<<<<

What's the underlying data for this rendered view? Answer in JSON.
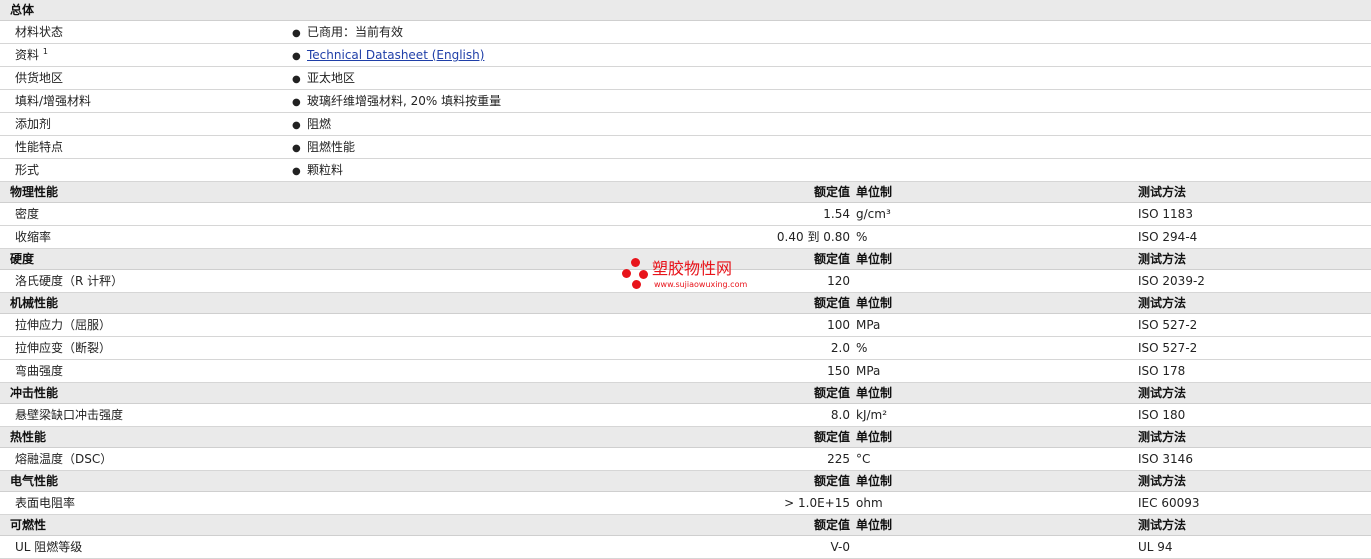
{
  "general": {
    "title": "总体",
    "rows": [
      {
        "label": "材料状态",
        "value": "已商用：当前有效",
        "link": false
      },
      {
        "label": "资料",
        "sup": "1",
        "value": "Technical Datasheet (English)",
        "link": true
      },
      {
        "label": "供货地区",
        "value": "亚太地区",
        "link": false
      },
      {
        "label": "填料/增强材料",
        "value": "玻璃纤维增强材料, 20% 填料按重量",
        "link": false
      },
      {
        "label": "添加剂",
        "value": "阻燃",
        "link": false
      },
      {
        "label": "性能特点",
        "value": "阻燃性能",
        "link": false
      },
      {
        "label": "形式",
        "value": "颗粒料",
        "link": false
      }
    ]
  },
  "column_headers": {
    "value": "额定值",
    "unit": "单位制",
    "test": "测试方法"
  },
  "sections": [
    {
      "title": "物理性能",
      "rows": [
        {
          "label": "密度",
          "value": "1.54",
          "unit": "g/cm³",
          "test": "ISO 1183"
        },
        {
          "label": "收缩率",
          "value": "0.40 到  0.80",
          "unit": "%",
          "test": "ISO 294-4"
        }
      ]
    },
    {
      "title": "硬度",
      "rows": [
        {
          "label": "洛氏硬度（R 计秤）",
          "value": "120",
          "unit": "",
          "test": "ISO 2039-2"
        }
      ]
    },
    {
      "title": "机械性能",
      "rows": [
        {
          "label": "拉伸应力（屈服）",
          "value": "100",
          "unit": "MPa",
          "test": "ISO 527-2"
        },
        {
          "label": "拉伸应变（断裂）",
          "value": "2.0",
          "unit": "%",
          "test": "ISO 527-2"
        },
        {
          "label": "弯曲强度",
          "value": "150",
          "unit": "MPa",
          "test": "ISO 178"
        }
      ]
    },
    {
      "title": "冲击性能",
      "rows": [
        {
          "label": "悬壁梁缺口冲击强度",
          "value": "8.0",
          "unit": "kJ/m²",
          "test": "ISO 180"
        }
      ]
    },
    {
      "title": "热性能",
      "rows": [
        {
          "label": "熔融温度（DSC）",
          "value": "225",
          "unit": "°C",
          "test": "ISO 3146"
        }
      ]
    },
    {
      "title": "电气性能",
      "rows": [
        {
          "label": "表面电阻率",
          "value": "> 1.0E+15",
          "unit": "ohm",
          "test": "IEC 60093"
        }
      ]
    },
    {
      "title": "可燃性",
      "rows": [
        {
          "label": "UL 阻燃等级",
          "value": "V-0",
          "unit": "",
          "test": "UL 94"
        }
      ]
    }
  ],
  "watermark": {
    "name": "塑胶物性网",
    "url": "www.sujiaowuxing.com",
    "color": "#e8141b"
  },
  "bullet_glyph": "●"
}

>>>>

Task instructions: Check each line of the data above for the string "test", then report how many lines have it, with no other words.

Task output: 11